Tuesday, May 09, 2006


The green, green grass of home

This government job of mine pays pretty well, and the benefit package has indisputable attraction. But all this playing with words and ideas and abstract concepts all day is getting a little old, and on the weekend I think I found my one true calling. I think it's time for a career change.

I want to lay sod for a living.

Turns out I'm pretty good at it. Who knew?

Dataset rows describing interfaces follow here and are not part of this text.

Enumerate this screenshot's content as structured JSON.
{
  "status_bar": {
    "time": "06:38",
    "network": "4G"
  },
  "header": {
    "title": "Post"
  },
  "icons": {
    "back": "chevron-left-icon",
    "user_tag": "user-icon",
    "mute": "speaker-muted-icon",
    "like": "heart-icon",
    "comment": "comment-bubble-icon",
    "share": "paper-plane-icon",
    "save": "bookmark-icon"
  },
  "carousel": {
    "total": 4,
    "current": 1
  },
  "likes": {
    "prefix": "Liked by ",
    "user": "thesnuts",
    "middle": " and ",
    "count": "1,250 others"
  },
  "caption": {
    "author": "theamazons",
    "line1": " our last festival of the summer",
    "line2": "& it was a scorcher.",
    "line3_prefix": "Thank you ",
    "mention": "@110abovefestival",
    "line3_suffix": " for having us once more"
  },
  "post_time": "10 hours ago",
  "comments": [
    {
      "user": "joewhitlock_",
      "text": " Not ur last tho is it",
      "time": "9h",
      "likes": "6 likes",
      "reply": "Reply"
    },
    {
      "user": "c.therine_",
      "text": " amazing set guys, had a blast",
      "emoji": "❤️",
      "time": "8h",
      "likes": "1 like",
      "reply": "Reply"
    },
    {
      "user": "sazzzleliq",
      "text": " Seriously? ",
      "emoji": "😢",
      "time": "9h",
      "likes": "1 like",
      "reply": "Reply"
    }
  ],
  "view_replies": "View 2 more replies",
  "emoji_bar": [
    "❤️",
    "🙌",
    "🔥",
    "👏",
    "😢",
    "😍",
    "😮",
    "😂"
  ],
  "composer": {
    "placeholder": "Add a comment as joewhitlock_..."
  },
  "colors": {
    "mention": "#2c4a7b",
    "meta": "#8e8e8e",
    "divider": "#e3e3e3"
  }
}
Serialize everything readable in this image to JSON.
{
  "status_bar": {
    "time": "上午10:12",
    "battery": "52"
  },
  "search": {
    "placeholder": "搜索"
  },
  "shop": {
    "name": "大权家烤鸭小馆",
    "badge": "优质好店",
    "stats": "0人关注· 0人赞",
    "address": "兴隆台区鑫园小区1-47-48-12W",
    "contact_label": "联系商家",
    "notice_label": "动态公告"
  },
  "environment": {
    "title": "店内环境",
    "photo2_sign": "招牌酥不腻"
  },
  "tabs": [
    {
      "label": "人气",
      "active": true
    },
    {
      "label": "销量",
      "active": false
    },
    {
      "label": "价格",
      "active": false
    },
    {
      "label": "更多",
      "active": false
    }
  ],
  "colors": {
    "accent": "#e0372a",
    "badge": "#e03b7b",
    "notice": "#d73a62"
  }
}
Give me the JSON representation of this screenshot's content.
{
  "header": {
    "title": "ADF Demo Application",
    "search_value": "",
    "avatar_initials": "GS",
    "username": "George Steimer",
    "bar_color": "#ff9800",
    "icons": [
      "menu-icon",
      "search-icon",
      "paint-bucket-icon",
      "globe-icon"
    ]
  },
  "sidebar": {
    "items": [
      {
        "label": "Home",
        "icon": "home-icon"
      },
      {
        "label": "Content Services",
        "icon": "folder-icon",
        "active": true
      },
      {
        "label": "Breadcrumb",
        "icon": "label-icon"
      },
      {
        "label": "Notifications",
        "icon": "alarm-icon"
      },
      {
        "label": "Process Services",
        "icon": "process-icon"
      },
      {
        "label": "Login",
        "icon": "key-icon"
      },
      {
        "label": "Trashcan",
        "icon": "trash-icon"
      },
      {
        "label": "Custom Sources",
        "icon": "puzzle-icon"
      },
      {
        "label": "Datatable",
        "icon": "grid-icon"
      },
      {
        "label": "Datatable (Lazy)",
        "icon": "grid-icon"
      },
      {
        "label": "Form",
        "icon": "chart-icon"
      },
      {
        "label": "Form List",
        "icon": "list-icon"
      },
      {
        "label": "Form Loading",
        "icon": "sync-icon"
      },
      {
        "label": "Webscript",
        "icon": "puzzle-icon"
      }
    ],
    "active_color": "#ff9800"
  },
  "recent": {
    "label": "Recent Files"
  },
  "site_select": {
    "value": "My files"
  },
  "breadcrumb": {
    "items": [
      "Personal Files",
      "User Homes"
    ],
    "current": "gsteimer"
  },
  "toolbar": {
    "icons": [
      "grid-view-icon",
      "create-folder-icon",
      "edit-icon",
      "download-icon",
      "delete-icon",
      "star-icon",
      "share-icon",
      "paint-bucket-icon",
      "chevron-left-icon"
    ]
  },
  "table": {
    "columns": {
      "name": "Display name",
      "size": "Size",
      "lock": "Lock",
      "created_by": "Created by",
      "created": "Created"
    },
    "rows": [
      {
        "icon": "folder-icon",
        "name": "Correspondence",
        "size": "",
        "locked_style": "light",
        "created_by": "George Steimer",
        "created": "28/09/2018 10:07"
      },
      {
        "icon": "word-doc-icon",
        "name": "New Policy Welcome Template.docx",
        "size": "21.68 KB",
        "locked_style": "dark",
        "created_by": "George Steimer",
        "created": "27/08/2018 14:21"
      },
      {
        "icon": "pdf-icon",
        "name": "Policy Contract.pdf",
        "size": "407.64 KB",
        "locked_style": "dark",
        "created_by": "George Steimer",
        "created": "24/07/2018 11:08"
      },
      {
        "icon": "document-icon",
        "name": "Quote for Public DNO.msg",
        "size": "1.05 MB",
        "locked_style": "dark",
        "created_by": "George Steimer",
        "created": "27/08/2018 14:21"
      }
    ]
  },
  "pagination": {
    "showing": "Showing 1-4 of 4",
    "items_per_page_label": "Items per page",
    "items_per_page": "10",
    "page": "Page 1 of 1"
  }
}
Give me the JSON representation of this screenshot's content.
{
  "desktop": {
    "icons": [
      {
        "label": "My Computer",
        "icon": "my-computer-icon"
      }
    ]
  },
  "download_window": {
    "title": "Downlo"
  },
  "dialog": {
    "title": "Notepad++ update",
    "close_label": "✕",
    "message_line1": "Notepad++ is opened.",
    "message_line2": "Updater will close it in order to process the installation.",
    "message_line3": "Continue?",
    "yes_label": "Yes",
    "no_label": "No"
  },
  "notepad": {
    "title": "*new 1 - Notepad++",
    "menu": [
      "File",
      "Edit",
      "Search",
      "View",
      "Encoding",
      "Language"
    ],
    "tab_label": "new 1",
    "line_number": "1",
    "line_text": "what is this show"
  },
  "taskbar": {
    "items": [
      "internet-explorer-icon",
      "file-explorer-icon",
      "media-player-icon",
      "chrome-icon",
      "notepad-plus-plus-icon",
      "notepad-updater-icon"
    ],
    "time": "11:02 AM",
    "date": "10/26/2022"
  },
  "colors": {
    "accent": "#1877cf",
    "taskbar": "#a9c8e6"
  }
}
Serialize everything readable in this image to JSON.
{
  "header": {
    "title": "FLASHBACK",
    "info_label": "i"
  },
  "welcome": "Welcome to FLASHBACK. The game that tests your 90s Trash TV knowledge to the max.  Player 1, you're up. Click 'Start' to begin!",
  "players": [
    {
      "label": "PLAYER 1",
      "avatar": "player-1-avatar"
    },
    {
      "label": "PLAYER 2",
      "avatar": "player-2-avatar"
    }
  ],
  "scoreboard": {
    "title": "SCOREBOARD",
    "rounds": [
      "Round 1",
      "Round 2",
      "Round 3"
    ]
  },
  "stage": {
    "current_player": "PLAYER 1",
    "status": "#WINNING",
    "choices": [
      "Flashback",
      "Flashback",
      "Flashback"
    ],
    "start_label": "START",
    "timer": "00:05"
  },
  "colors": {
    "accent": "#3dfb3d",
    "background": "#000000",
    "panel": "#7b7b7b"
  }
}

We had ordered sod, enough for our front lawn and our next door neighbours, to be delivered Friday afternoon with the intention of laying it Saturday while my mom took the boys elsewhere. When I got home from work Friday and looked at the neat stacks of rolled sod sitting at the end of the driveway, though, all it seemed to be missing was a sign: FREE SOD, TAKE AS MUCH AS YOU CAN CARRY! So even though Beloved was working late, I asked my mother to take the boys to her place for dinner, and I set to laying the sod myself.

No doubt, laying sod is dirty work. I was wearing socks and running shoes and my toes were still black with earthy toe jam by the time I was done. But it is also extremely satisfying. When your lawn is only the width of six or seven rolls of sod, you can measure your progress quickly. There is a soothing rhythm to the pattern of lift, haul, drop, align, roll, tug, push, re-roll, re-align... well, you get it.

Instead of just laying the strips of sod down willy nilly, I laid out each piece with compulsive attention. I learned to butt the edges against each other and "sew" the seams together just like the guy in Canadian Tire recommended when I went in looking for a "sod cutter" and instead got a free 20 minute lecture on sod installation. (There's no such thing as a sod cutter, as it turns out, and asking for a sod cutter marks you as a gardening naif the same way a tie and pocket protector dooms to you a certain social caste on the first day of high school.)

Now that I am a sod-laying professional, I can impart upon you the wisdom of my experience. Aren't you lucky? For instance, if you are going to start laying sod on a Friday at dinnertime in suburbia, don't do it on an empty stomach. The smell of the barbeques will make you very, very cranky.

If you ever want to meet your neighbours, spend some time on your hands and knees laying sod in your front yard. I talked to more residents of Barrhaven Friday afternoon than I have in the three years we've lived here. Nobody could pass by without offering some comment, except for the elderly Chinese couple who passed by several times and simply stopped to smile at me, beaming wordlessly at my feeble attempts at conversation. Passers-by were fairly evenly divided into those who offered tips ("Ah, the sod dance," observed one fellow nostalgically as I stomped down the seams. "You missed a spot right over there.") and those asking for advice. "Do you, you know, DO this?" said one well-dressed but particularly unarticulate woman. "Um, well, I'm doing it now," I hedged. "But I'm a sod virgin. This is my first time." She moved along without another word.

It took me about two hours to finish the front lawn, a patch maybe 275 square feet that took 30 rolls of sod. It also took about four hours the week before to turn all the soil and pull out the weeds that had already taken root this early in the season, and shave away the last scraggly remnants of old lawn. But it is lovely, so very lovely now. Don't believe me? Take a look for yourself.

Here's the "lawn", such as it was, about a month ago.

And here it is on Sunday morning, in all its luscious emerald glory:

Admire it now. With two boys who like dirt, shovels and trucks, and one slightly inattentive homeowner who has enough trouble ensuring the bipeds and the animals of the manor get water and nourishment, it will never last.

Think it's too late for a career change? Sod laying and professional communications probably fall around the same salary range, right? Or maybe I could just freelance. You know, in all my spare time...